(Dataset rows for apps and sites)
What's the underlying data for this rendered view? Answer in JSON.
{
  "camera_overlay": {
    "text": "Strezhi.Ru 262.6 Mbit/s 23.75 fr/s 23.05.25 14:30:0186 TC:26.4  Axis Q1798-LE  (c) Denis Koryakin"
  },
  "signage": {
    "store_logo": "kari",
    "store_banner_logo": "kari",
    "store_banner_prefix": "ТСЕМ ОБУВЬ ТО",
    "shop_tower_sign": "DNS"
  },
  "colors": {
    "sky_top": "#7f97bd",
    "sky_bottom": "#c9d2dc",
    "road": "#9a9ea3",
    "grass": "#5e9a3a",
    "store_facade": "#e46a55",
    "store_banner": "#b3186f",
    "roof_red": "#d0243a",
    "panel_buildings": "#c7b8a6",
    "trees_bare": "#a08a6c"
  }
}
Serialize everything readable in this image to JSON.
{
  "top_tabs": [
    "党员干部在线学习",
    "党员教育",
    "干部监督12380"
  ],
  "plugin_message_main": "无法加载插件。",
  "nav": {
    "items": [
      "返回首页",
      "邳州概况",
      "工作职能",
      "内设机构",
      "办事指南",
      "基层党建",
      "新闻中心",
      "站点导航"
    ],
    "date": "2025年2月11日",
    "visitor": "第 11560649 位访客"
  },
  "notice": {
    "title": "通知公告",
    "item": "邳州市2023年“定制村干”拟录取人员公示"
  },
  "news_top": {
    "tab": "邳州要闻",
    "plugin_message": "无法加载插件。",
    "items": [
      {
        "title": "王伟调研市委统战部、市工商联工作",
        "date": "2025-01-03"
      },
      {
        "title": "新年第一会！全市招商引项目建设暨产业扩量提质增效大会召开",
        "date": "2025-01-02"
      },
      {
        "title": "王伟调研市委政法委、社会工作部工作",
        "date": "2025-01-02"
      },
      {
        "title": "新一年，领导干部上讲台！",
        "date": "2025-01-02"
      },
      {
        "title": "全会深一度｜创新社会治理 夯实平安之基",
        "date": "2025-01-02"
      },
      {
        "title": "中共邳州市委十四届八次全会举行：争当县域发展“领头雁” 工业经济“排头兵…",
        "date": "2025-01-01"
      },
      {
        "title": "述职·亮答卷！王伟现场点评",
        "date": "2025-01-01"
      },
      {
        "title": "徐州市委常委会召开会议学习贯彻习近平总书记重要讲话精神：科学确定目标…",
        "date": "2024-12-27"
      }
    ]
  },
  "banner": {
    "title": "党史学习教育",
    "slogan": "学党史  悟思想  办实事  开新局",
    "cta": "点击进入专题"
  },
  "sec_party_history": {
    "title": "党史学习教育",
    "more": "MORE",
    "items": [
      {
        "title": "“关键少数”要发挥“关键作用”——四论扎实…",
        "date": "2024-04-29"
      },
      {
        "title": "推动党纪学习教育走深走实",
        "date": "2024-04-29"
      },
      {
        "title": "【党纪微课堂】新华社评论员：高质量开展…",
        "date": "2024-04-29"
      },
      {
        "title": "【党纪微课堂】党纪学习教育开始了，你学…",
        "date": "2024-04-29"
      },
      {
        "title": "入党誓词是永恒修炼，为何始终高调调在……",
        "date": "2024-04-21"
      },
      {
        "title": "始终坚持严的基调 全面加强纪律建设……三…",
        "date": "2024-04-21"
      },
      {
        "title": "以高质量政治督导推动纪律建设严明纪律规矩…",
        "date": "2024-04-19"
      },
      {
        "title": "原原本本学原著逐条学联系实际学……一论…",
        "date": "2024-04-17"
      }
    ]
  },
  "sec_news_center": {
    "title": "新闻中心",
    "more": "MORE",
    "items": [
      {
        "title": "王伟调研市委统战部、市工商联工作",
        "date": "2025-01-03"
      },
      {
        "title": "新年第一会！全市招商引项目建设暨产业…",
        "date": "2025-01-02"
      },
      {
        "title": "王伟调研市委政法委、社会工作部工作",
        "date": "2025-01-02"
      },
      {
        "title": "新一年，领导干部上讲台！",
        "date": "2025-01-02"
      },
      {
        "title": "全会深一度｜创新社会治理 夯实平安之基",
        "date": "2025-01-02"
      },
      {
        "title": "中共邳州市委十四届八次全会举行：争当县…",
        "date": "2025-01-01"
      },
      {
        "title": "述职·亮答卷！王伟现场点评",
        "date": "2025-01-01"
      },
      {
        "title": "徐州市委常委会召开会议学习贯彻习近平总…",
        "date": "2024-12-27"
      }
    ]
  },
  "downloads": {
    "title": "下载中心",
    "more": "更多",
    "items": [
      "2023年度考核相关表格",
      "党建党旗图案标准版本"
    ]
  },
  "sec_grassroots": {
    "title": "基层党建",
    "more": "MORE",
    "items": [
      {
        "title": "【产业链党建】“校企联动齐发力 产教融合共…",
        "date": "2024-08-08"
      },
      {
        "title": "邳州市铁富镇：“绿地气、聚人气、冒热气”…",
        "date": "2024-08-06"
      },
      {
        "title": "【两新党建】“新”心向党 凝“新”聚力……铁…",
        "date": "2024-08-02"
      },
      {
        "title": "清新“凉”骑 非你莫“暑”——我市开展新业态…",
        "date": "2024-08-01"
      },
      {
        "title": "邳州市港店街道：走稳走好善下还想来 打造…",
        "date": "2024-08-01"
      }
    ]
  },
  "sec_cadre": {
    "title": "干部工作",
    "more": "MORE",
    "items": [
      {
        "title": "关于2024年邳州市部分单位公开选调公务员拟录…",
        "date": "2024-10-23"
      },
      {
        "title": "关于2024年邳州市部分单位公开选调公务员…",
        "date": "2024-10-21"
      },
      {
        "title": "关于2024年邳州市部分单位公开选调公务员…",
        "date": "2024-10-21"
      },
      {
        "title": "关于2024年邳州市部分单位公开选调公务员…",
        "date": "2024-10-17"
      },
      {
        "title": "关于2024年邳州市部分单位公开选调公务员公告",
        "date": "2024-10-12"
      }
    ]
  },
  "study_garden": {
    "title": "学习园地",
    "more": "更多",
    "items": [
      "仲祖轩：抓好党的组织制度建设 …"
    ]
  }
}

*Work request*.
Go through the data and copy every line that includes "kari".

*Result below*.
    "store_logo": "kari",
    "store_banner_logo": "kari",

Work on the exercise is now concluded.